Critical day in Minnesota Senate race

Today is a critical day in the Minnesota Senate race between Sen. Norm Coleman and Al Franken.

The Minnesota Canvassing Board is currently meeting to vote on two crucial decisions that could ultimately determine the race’s winner.

The first decision is whether to include absentee ballots that were unfairly rejected on Election Day into the recount tally. Election officials throughout the state have been sorting absentee ballots based on why they were rejected – and putting aside a fifth group (called the “fifth pile”) with those unfairly rejected ballots.

Franken's campaign is fighting to include these ballots in the recount tally, while the Coleman campaign believes they should not be counted now, and only if the Franken campaign contests the recount .

The Franken campaign has estimated that over 1,000 ballots fall into this “fifth pile” category – and if they’re included, they could potentially overturn Coleman’s razor-thin lead. Coleman’s campaign has said the number of rejected absentee ballots is much smaller

Minnesota's Attorney General Lori Swanson issued an opinion this morning in favor of the Franken position, arguing that improperly rejected absentee ballots can be counted as part of a statewide recount.

The second decision is whether 133 ballots that potentially went missing from a Minneapolis precinct since the election. The Franken campaign is arguing that the original count from Election Night should be the official tally.
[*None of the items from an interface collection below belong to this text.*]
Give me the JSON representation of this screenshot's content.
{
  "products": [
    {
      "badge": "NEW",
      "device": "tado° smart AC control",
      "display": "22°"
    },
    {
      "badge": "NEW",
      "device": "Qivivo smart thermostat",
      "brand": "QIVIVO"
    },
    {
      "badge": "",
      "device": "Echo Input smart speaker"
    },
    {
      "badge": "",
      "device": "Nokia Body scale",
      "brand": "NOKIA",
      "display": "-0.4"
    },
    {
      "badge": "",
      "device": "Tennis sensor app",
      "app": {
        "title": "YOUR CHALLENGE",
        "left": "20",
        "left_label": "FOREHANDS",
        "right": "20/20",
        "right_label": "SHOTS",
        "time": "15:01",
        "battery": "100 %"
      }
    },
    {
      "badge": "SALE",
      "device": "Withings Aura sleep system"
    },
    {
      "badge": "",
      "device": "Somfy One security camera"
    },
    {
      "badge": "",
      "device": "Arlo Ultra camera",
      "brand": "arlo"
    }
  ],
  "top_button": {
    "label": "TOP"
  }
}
Coleman’s campaign still believes the ballots may never have existed in the first place, and they shouldn’t be counted.

In a victory for the Franken campaign, the Canvassing Board unanimously ruled that the Election Night results should be used.  Earlier Swanson issued an opinion urging the Canvassing Board include the missing ballots in the count.

“I believe there is authority … to include the election night returns,” Swanson said.

UPDATE:  Minnesota Deputy Secretary of State Jim Gelbmann predicted that about 1,587 absentee ballots were unfairly rejected -- a much greater number than the Coleman campaign anticipated.   So far, 638 ballots in 49 counties have been officially identified as wrongly rejected.